Emerson notes that there are very few foundation players in his arena providing financial support for non-profit business development projects that provide employment for homeless, delinquent and other very hard-to-serve youth. "If you make an investment in a work environment, you have a greater capacity to engage [those involved in the enterprise]."

In 1995, for example Juma Ventures, a spin-off of the San Francisco-based Larkin Street Youth Center, with backing from Roberts, developed a partnership with Ben & Jerry's to open a scoop shop in the city.

Kourilsky, in responding to the question whether the Kauffman Foundation "should serve as a convener to all those who wish to offer constructive criticism and look for ways to improve the field, said: 'That's not a bad idea."

After thinking a bit, she added: "Meeting here might be intimidating with $1.6 billion in the air. But it could be hands off on viewpoints. We could really have a dialogue. That's not a bad idea."


Brian Dabson


Corporation for Enterprise Development

777 N. Capitol St., NE. Ste. 410

Washington, DC 20002

(202) 408-9788

Fax: (202) 408-9793

Stella Horton

Executive Director

Juvenile Resource Center, Inc.

315 Cooper St.

Camden, NJ 08102

(609) 963-4060

Fax: (609) 963-4773

Eloisa Hemandez

Association for Children of New Jersey

35 Halsey St.

Newark, NJ 07102

(201) 643-3876

Fax: (201) 643-9153

Aaron Bocage

George Waters Co-Founders


313 Market St.

Camden, NJ 08102

(800) 963-9361

Fax: (609) 963-8110


Steve Mariotti


National Foundation for Teaching Entrepreneurship

120 Wall St., 29th Fl.

New York, NY 10005

(212) 232-3333

Fax: (212) 232-2244

Marilyn Kourilsky

Vice President

Center for Entrepreneurial Leadership

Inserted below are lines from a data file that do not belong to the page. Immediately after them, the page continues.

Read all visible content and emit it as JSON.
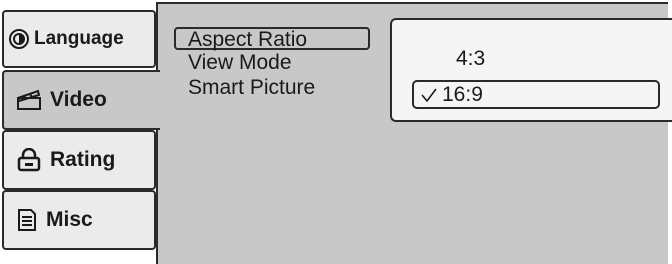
{
  "tabs": [
    {
      "label": "Language",
      "icon": "language-icon"
    },
    {
      "label": "Video",
      "icon": "clapperboard-icon"
    },
    {
      "label": "Rating",
      "icon": "lock-icon"
    },
    {
      "label": "Misc",
      "icon": "document-icon"
    }
  ],
  "menu": {
    "items": [
      "Aspect Ratio",
      "View Mode",
      "Smart Picture"
    ],
    "selected": "Aspect Ratio"
  },
  "submenu": {
    "options": [
      "4:3",
      "16:9"
    ],
    "checked": "16:9"
  },
  "colors": {
    "panel": "#c8c8c8",
    "border": "#2a2a2a"
  }
}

Ewing Marion Kauffman Foundation

4900 Oak St.

Kansas City, MO 64112

(816) 932-1000

Mark Whitehead


Junior Achievement of South Jersey, Inc.

10 West Main St.

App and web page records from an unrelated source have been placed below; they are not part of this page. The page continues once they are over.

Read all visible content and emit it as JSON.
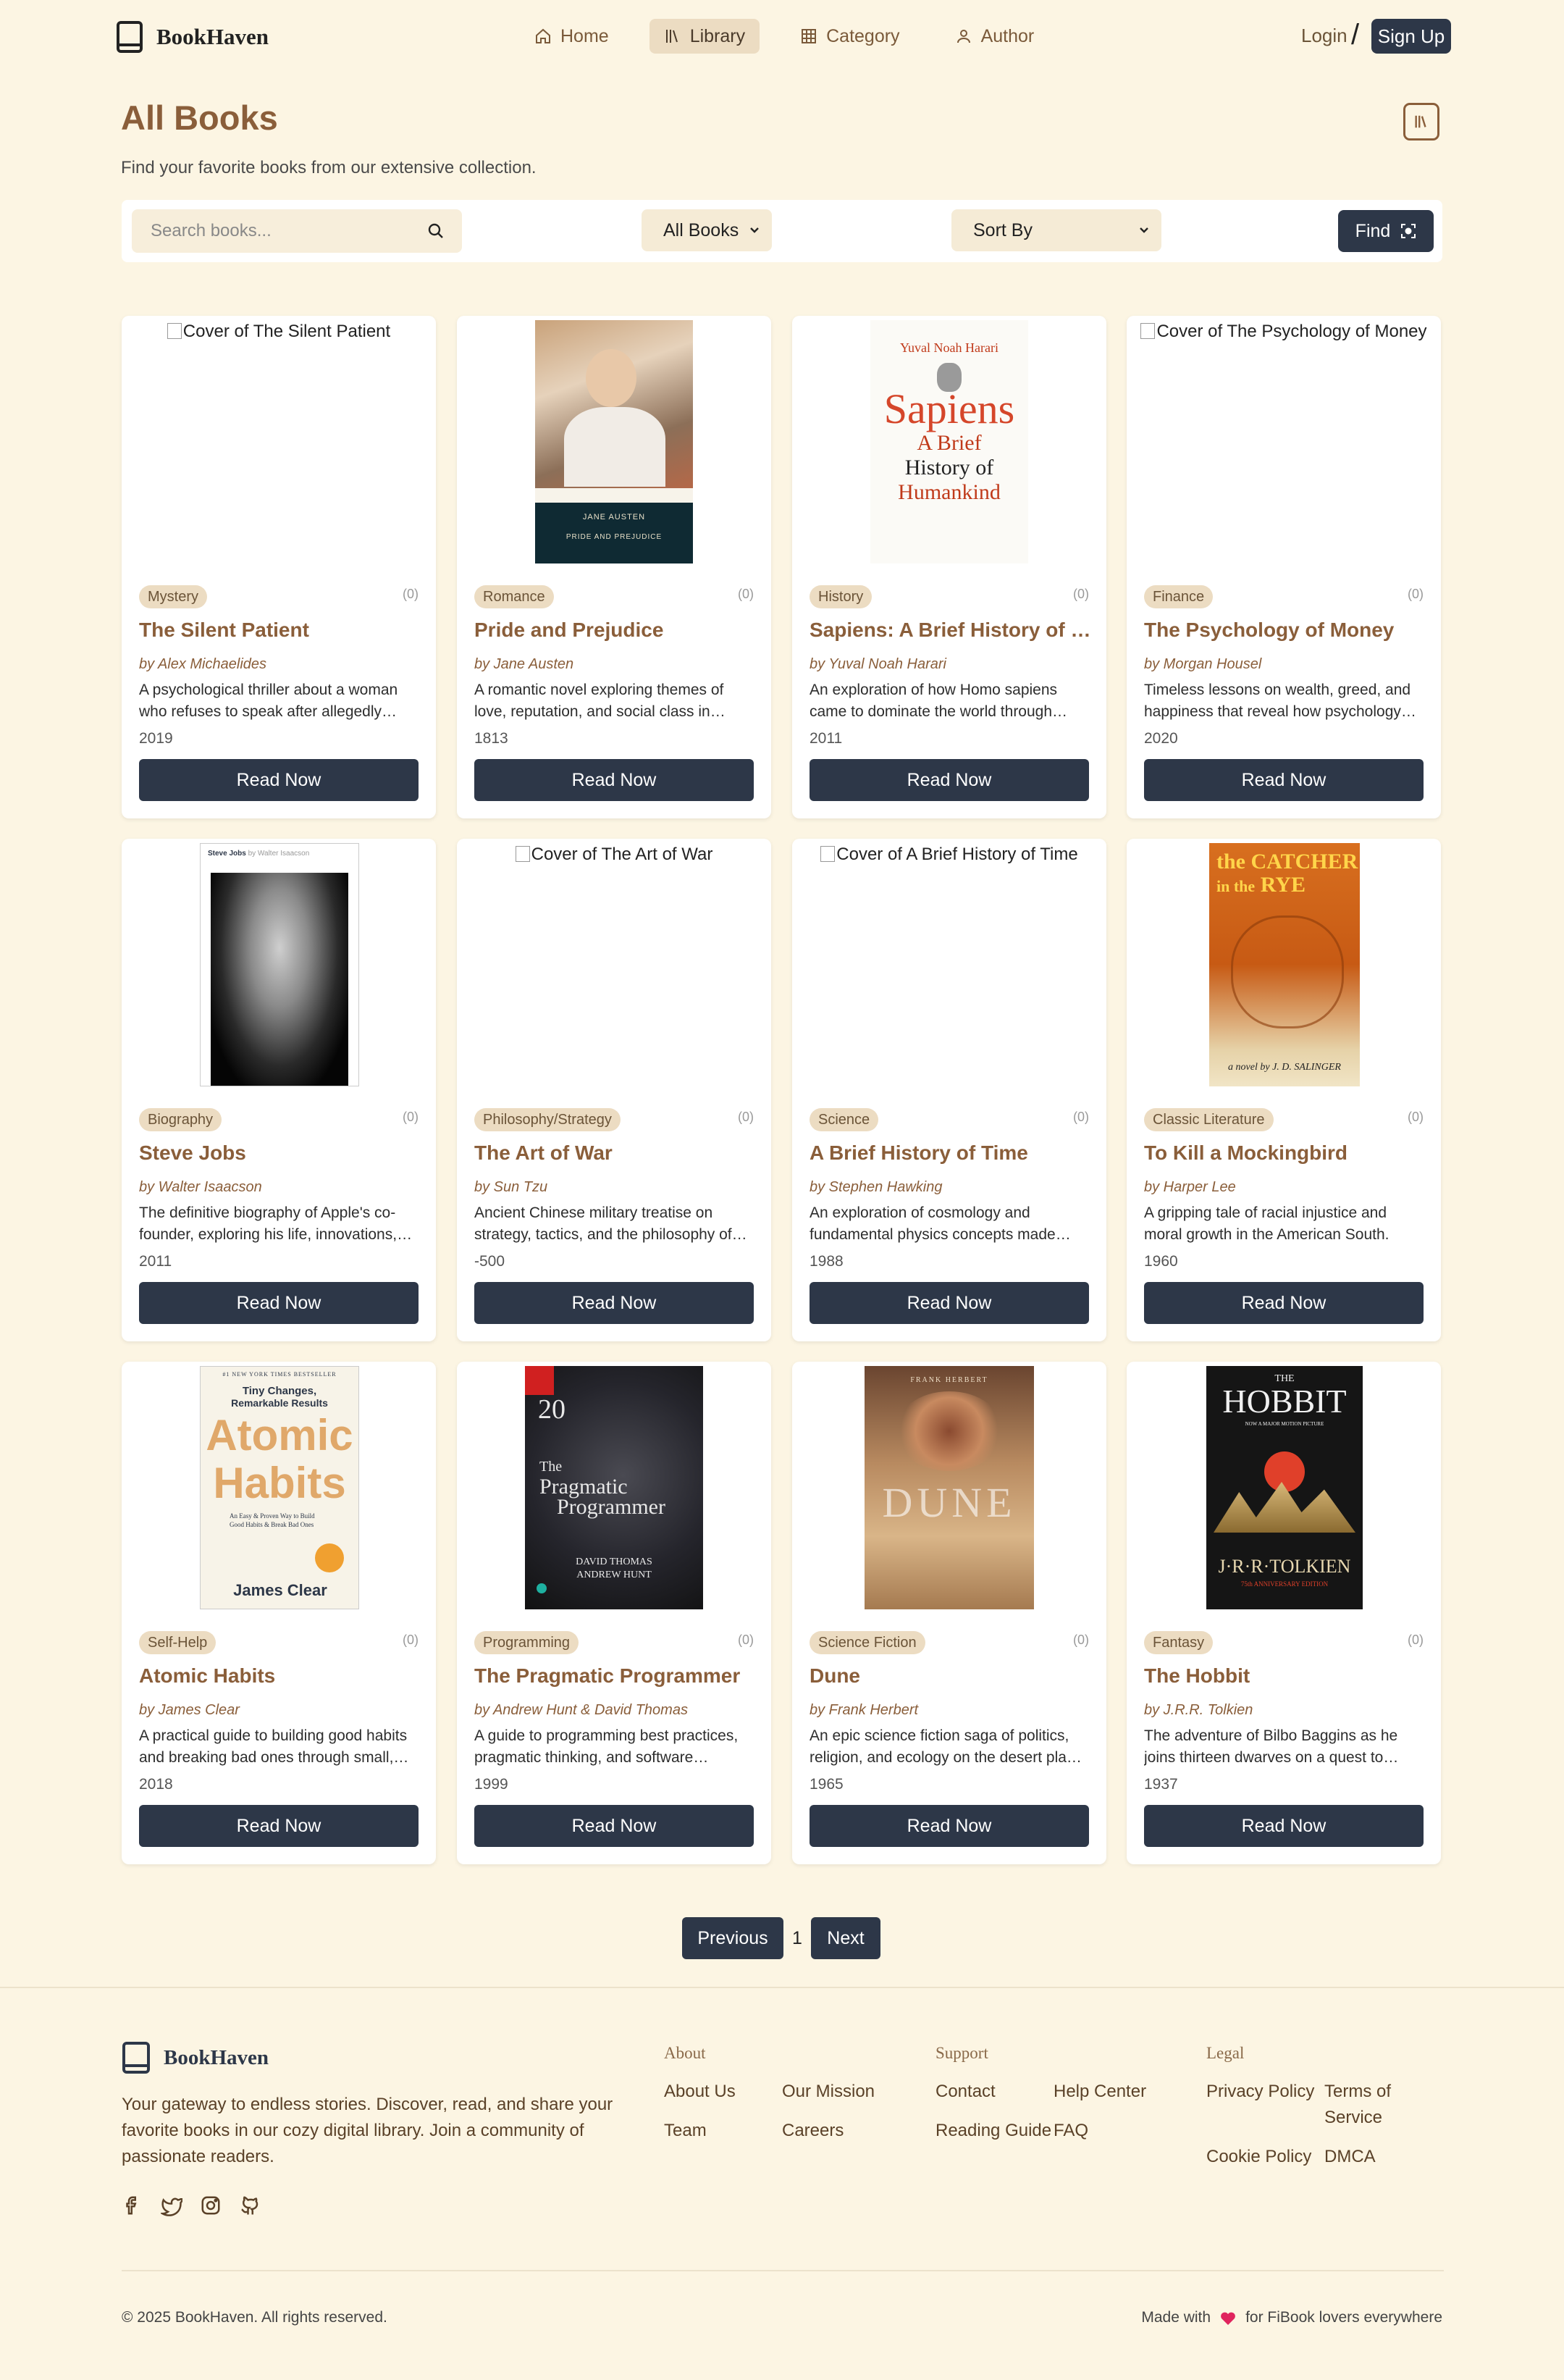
{
  "nav": {
    "brand": "BookHaven",
    "links": [
      {
        "label": "Home",
        "icon": "home-icon"
      },
      {
        "label": "Library",
        "icon": "library-icon",
        "active": true
      },
      {
        "label": "Category",
        "icon": "grid-icon"
      },
      {
        "label": "Author",
        "icon": "user-icon"
      }
    ],
    "login": "Login",
    "separator": "/",
    "signup": "Sign Up"
  },
  "header": {
    "title": "All Books",
    "subtitle": "Find your favorite books from our extensive collection."
  },
  "filters": {
    "search_placeholder": "Search books...",
    "category_value": "All Books",
    "sort_value": "Sort By",
    "find_label": "Find"
  },
  "cover_alt_prefix": "Cover of ",
  "books": [
    {
      "title": "The Silent Patient",
      "author": "by Alex Michaelides",
      "genre": "Mystery",
      "rating": "(0)",
      "description": "A psychological thriller about a woman who refuses to speak after allegedly murdering her husband.",
      "year": "2019",
      "cover": "broken",
      "read_label": "Read Now"
    },
    {
      "title": "Pride and Prejudice",
      "author": "by Jane Austen",
      "genre": "Romance",
      "rating": "(0)",
      "description": "A romantic novel exploring themes of love, reputation, and social class in Regency England.",
      "year": "1813",
      "cover": "pride",
      "cover_author": "JANE AUSTEN",
      "cover_title": "PRIDE AND PREJUDICE",
      "read_label": "Read Now"
    },
    {
      "title": "Sapiens: A Brief History of Humankind",
      "author": "by Yuval Noah Harari",
      "genre": "History",
      "rating": "(0)",
      "description": "An exploration of how Homo sapiens came to dominate the world through cognitive revolutions.",
      "year": "2011",
      "cover": "sapiens",
      "cover_author": "Yuval Noah Harari",
      "cover_title": "Sapiens",
      "cover_sub1": "A Brief",
      "cover_sub2": "History of",
      "cover_sub3": "Humankind",
      "read_label": "Read Now"
    },
    {
      "title": "The Psychology of Money",
      "author": "by Morgan Housel",
      "genre": "Finance",
      "rating": "(0)",
      "description": "Timeless lessons on wealth, greed, and happiness that reveal how psychology shapes money.",
      "year": "2020",
      "cover": "broken",
      "read_label": "Read Now"
    },
    {
      "title": "Steve Jobs",
      "author": "by Walter Isaacson",
      "genre": "Biography",
      "rating": "(0)",
      "description": "The definitive biography of Apple's co-founder, exploring his life, innovations, and legacy.",
      "year": "2011",
      "cover": "jobs",
      "cover_title": "Steve Jobs",
      "cover_author": "by Walter Isaacson",
      "read_label": "Read Now"
    },
    {
      "title": "The Art of War",
      "author": "by Sun Tzu",
      "genre": "Philosophy/Strategy",
      "rating": "(0)",
      "description": "Ancient Chinese military treatise on strategy, tactics, and the philosophy of conflict.",
      "year": "-500",
      "cover": "broken",
      "read_label": "Read Now"
    },
    {
      "title": "A Brief History of Time",
      "author": "by Stephen Hawking",
      "genre": "Science",
      "rating": "(0)",
      "description": "An exploration of cosmology and fundamental physics concepts made accessible to all.",
      "year": "1988",
      "cover": "broken",
      "read_label": "Read Now"
    },
    {
      "title": "To Kill a Mockingbird",
      "author": "by Harper Lee",
      "genre": "Classic Literature",
      "rating": "(0)",
      "description": "A gripping tale of racial injustice and moral growth in the American South.",
      "year": "1960",
      "cover": "catcher",
      "cover_t1": "the",
      "cover_t2": "CATCHER",
      "cover_t3": "in the",
      "cover_t4": "RYE",
      "cover_author": "a novel by J. D. SALINGER",
      "read_label": "Read Now"
    },
    {
      "title": "Atomic Habits",
      "author": "by James Clear",
      "genre": "Self-Help",
      "rating": "(0)",
      "description": "A practical guide to building good habits and breaking bad ones through small, consistent changes.",
      "year": "2018",
      "cover": "atomic",
      "cover_top": "#1 NEW YORK TIMES BESTSELLER",
      "cover_tag1": "Tiny Changes,",
      "cover_tag2": "Remarkable Results",
      "cover_t1": "Atomic",
      "cover_t2": "Habits",
      "cover_sub": "An Easy & Proven Way to Build Good Habits & Break Bad Ones",
      "cover_author": "James Clear",
      "read_label": "Read Now"
    },
    {
      "title": "The Pragmatic Programmer",
      "author": "by Andrew Hunt & David Thomas",
      "genre": "Programming",
      "rating": "(0)",
      "description": "A guide to programming best practices, pragmatic thinking, and software craftsmanship.",
      "year": "1999",
      "cover": "pragmatic",
      "cover_num": "20",
      "cover_t1": "The",
      "cover_t2": "Pragmatic",
      "cover_t3": "Programmer",
      "cover_a1": "DAVID THOMAS",
      "cover_a2": "ANDREW HUNT",
      "read_label": "Read Now"
    },
    {
      "title": "Dune",
      "author": "by Frank Herbert",
      "genre": "Science Fiction",
      "rating": "(0)",
      "description": "An epic science fiction saga of politics, religion, and ecology on the desert planet Arrakis.",
      "year": "1965",
      "cover": "dune",
      "cover_author": "FRANK HERBERT",
      "cover_title": "DUNE",
      "read_label": "Read Now"
    },
    {
      "title": "The Hobbit",
      "author": "by J.R.R. Tolkien",
      "genre": "Fantasy",
      "rating": "(0)",
      "description": "The adventure of Bilbo Baggins as he joins thirteen dwarves on a quest to reclaim their home.",
      "year": "1937",
      "cover": "hobbit",
      "cover_the": "THE",
      "cover_title": "HOBBIT",
      "cover_sub": "NOW A MAJOR MOTION PICTURE",
      "cover_author": "J·R·R·TOLKIEN",
      "cover_ed": "75th ANNIVERSARY EDITION",
      "read_label": "Read Now"
    }
  ],
  "pagination": {
    "prev": "Previous",
    "current": "1",
    "next": "Next"
  },
  "footer": {
    "brand": "BookHaven",
    "tagline": "Your gateway to endless stories. Discover, read, and share your favorite books in our cozy digital library. Join a community of passionate readers.",
    "socials": [
      "facebook-icon",
      "twitter-icon",
      "instagram-icon",
      "github-icon"
    ],
    "about": {
      "heading": "About",
      "links": [
        "About Us",
        "Our Mission",
        "Team",
        "Careers"
      ]
    },
    "support": {
      "heading": "Support",
      "links": [
        "Contact",
        "Help Center",
        "Reading Guide",
        "FAQ"
      ]
    },
    "legal": {
      "heading": "Legal",
      "links": [
        "Privacy Policy",
        "Terms of Service",
        "Cookie Policy",
        "DMCA"
      ]
    },
    "copyright": "© 2025 BookHaven. All rights reserved.",
    "made_prefix": "Made with",
    "made_suffix": "for FiBook lovers everywhere"
  },
  "colors": {
    "accent": "#8a5e3a",
    "button": "#2d3748",
    "background": "#fcf5e3",
    "badge": "#ecdcc2",
    "heart": "#e0245e"
  }
}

Moorestown, NJ 08057

(609) 222-1090

Fax: (609)222-1090

Jed Emerson


Homeless Economic Development Fund

The Roberts Foundation

P.O. Box 29906

San Francisco, CA 94129-0906

(415) 561-6533


Alexander, Bill. "Youth Entrepreneurial Programs Vie for Market Share." Youth Today, November/December 1997, p. 1.

©2000 Youth Today. Reprinted with permission from Youth Today. All rights reserved.